In January, Correia made history when she won the title of world champion in longboard dancing. Now, the Niçoise is determined to use her platform to bring some much-needed representation to the sport.
“It was a victory for all Black girls who skate, a win for all Black girls everywhere who need role models. For too long, skate and surf culture has had idealised representations of highly sexualised, white female beauty in all its marketing. I want to change that.”
No surprise, then, that for Marina, one of the best things to come of her triumph – she won the international women’s category of the 2020 So You Can Longboard Dance? competition in January – was hearing from two Black women, one a teenager, the other a 44-year-old mother. “They both told me that thanks to me, they’d got the courage to go and buy longboards. They’d been intimidated before by the mostly white marketing imagery, but not anymore. That means a massive amount to me.”
Born in Cape Verde and with Brazilian and Cape Verdean heritage, Marina was 14 when she arrived in Nice with her mother and sister. She started skating when she was 17, after a friend lent her a board. “I loved it,” she says, recalling the first time she rolled along on tarmac. “I just loved the sensation from that very first moment. It made me smile.”

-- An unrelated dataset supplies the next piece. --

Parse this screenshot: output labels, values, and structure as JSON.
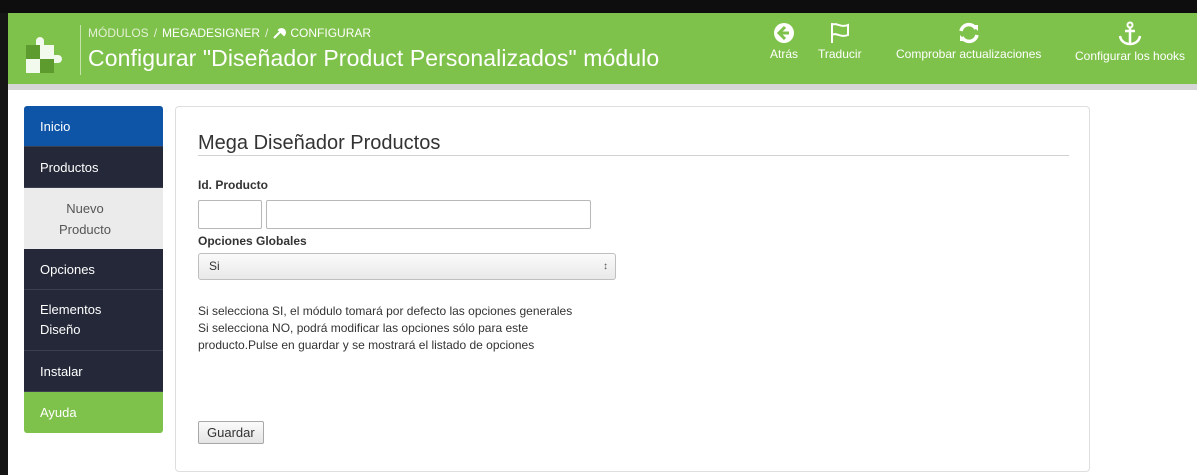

Within a year, Marina’s prodigious ability saw her bag a sponsor in skateboard manufacturer Sector 9, and she soon adopted the stretch of Nice’s Promenade des Anglais, known as Opéra Plage, as her skate home. “I’d practise there all the time, every day. It’s a perfect place to skate,” she says. Before long, she and her friends – among them the similarly top-rated Giulia Alfeo – had begun to merge dance steps with skate moves.
The result is an intoxicating form of skating: tricksy but not too tricksy, and with a premium on fluidity and style. It’s as if Stacey Peralta’s spacewalking, in the closing scene of Future Primitive, had set the tone for skating rather than unbridled Alva-esque aggression.
While Nice’s four-mile promenade and year-round fine weather provides a haven for skaters, the south of France is also the home of the French far-right. “Sometimes, some of the old people here mutter things at me as they walk past,” Marina says of the racism she has faced. Her response is one of mockery: “I just tell them I love them.”
Marina claims her generation is very different and refreshingly, given the accusations of racism among the French police, she says, “the police are cool, mostly. We’re not supposed to skate on the promenade but they leave us alone.”
Outside of skating, Marina is studying English, Spanish and Portuguese at the University of Modern Letters in Nice, looking to complete an MA within the next two to three years and then use her language skills to work as a translator, ideally in the skate industry. A recent move to South Korea’s I Love Boards sees her happy and fulfilled with a new sponsor, while her Instagram presence – Marina currently has over 19,000 followers – continues to grow.
It’s all a far cry from her early life on Cape Verde – a place she misses and hopes to visit this year. But Marina wouldn’t have it any other way. Not for the personal opportunities being a world champion will give her, not for the boost to her ego, not because of the emails and phone calls from journalists eager to find out about this super-talented skater. Being a world champion means much more than all that to Marina – from the increased opportunities to teach longboard skating to children in hospitals or in orphanages to challenging the idea that sport and politics don’t mix.
“It’s a platform,” says Marina. “I can use my position to be a role model, to give Black girls deserved representation and to help change their lives. The skate community is very egalitarian – we’re all like one big family. But it’s time to change the marketing in skating, surfing and other board sports. I want to put a smile on people’s faces by helping them discover skating, and by bringing something new to their lives.”